ABOUT THIS EXERCISE:
Look for "speaker" in each line of the entries, and return the matching lines.

[Records contained in a dataset]
·····

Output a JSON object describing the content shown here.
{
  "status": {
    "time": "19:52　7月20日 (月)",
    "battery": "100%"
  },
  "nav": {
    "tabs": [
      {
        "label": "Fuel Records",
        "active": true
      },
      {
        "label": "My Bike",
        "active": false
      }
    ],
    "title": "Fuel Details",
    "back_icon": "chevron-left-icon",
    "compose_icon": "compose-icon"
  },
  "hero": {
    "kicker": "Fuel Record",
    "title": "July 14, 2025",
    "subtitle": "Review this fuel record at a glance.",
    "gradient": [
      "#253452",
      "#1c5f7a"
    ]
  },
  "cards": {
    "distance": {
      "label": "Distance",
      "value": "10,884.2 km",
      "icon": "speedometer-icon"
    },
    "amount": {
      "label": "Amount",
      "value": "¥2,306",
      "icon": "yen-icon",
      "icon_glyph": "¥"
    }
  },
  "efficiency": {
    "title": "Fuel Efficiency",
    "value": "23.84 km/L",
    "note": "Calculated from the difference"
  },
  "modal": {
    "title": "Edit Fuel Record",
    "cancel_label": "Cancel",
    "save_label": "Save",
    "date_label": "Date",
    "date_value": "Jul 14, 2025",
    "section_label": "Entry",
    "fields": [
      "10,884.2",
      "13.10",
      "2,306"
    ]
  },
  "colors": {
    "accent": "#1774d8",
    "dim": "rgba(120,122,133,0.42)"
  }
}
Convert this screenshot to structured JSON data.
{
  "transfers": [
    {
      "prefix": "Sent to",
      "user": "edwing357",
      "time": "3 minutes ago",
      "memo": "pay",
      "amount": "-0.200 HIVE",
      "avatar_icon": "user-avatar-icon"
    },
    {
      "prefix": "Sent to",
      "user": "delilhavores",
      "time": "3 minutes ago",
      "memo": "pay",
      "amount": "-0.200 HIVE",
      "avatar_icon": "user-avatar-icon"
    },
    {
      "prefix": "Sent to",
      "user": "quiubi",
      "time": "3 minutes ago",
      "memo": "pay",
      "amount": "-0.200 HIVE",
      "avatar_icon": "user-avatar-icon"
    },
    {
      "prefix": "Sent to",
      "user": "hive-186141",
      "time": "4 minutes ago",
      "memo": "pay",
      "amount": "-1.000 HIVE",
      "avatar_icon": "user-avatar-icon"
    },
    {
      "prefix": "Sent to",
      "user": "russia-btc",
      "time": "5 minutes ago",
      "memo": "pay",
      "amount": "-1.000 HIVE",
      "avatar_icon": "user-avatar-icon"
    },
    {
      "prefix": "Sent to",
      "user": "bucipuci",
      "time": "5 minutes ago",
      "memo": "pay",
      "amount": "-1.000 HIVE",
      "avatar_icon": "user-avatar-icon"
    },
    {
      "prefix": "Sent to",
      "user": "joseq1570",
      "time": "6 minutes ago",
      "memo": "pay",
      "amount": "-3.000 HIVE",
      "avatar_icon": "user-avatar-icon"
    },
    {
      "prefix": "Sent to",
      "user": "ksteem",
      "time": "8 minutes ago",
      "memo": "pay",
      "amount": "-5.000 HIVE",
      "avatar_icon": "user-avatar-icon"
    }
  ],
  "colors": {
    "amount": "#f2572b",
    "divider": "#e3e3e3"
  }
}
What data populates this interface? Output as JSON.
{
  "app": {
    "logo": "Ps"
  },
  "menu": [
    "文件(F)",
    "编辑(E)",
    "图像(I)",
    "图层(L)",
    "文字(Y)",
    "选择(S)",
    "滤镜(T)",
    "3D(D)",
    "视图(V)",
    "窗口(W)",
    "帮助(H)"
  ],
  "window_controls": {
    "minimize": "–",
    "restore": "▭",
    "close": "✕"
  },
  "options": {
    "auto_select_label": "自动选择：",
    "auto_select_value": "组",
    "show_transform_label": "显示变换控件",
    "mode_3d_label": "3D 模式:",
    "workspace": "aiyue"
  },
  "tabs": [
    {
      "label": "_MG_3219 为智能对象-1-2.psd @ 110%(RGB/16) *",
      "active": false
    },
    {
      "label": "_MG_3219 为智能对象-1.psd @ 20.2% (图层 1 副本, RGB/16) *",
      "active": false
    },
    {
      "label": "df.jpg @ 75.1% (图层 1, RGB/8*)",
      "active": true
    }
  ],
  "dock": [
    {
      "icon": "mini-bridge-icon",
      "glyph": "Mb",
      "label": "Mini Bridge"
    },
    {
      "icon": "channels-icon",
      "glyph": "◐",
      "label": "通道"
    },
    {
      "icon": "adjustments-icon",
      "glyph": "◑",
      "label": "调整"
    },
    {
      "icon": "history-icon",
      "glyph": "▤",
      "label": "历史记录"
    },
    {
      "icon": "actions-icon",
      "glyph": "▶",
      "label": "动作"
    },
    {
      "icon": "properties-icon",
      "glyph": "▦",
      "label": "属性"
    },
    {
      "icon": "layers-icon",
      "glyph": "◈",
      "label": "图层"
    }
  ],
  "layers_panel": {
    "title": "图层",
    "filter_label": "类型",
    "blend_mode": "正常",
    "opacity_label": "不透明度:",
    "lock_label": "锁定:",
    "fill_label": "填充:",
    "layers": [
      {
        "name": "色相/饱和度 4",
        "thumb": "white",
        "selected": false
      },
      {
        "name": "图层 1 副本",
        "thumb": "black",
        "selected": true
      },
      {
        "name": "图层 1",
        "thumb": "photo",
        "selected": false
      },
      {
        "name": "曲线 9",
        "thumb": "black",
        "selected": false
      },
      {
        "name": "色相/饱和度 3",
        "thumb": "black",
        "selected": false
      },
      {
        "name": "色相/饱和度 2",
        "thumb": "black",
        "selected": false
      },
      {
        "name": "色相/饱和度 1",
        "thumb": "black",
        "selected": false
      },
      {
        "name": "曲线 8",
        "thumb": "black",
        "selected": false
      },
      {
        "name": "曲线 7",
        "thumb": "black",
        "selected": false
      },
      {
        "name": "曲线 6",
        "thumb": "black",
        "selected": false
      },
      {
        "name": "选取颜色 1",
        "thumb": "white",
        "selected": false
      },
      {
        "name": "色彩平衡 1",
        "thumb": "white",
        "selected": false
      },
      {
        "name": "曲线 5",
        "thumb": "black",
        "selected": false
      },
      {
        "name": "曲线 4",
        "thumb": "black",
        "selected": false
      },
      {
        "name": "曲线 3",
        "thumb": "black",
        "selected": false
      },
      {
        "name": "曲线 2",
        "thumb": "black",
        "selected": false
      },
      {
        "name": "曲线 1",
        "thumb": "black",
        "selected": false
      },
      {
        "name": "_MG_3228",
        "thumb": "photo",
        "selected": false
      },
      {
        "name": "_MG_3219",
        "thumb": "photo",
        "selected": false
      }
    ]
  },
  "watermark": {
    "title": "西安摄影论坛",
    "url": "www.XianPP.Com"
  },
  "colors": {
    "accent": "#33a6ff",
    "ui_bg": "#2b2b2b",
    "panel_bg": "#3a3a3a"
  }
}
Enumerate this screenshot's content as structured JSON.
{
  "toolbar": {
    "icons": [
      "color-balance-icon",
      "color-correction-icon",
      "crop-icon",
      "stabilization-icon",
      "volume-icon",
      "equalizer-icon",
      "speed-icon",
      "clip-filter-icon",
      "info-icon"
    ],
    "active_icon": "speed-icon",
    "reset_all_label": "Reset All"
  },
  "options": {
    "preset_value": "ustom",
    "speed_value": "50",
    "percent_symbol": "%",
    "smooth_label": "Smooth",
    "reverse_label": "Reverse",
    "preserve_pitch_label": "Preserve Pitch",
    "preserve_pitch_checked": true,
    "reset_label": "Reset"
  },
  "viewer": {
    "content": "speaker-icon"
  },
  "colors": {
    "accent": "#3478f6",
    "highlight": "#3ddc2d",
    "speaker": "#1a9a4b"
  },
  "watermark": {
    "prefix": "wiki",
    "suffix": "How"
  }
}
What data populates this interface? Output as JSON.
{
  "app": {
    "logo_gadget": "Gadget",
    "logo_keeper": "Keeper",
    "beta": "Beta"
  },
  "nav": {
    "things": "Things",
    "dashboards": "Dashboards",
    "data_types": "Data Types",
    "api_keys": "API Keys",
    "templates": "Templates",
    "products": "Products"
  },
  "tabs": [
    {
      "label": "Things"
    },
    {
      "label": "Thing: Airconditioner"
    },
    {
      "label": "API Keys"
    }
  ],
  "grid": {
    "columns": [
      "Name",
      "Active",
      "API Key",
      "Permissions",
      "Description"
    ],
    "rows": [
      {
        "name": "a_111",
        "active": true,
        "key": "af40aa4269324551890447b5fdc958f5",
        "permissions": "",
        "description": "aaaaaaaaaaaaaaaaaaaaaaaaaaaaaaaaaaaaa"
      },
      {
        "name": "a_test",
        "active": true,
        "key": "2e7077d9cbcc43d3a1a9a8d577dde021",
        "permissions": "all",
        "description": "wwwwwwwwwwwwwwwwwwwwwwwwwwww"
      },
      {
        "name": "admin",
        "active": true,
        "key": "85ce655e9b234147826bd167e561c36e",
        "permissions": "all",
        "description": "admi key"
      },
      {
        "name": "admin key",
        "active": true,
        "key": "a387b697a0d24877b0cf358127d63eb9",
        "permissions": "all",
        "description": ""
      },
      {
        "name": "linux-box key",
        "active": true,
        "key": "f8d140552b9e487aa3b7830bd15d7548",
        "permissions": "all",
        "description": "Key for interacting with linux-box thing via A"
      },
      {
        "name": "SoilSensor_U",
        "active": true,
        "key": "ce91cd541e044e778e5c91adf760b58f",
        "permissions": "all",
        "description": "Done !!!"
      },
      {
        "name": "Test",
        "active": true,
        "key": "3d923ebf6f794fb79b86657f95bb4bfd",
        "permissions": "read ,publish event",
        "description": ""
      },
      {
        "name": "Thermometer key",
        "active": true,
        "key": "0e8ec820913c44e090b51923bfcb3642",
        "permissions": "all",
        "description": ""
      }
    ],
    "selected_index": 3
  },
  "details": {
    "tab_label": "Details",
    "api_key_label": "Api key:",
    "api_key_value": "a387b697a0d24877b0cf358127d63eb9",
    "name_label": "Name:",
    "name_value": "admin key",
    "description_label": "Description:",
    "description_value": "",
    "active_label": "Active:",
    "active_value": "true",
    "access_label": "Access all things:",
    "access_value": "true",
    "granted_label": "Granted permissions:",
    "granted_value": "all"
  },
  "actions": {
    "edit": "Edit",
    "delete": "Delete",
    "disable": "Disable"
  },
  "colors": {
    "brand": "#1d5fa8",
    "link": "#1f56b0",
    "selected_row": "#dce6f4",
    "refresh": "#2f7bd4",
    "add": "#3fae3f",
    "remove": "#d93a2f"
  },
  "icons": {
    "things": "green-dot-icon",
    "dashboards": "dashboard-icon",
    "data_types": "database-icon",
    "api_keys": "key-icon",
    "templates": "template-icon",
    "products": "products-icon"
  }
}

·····

TASK RESULT:
    "content": "speaker-icon"
    "speaker": "#1a9a4b"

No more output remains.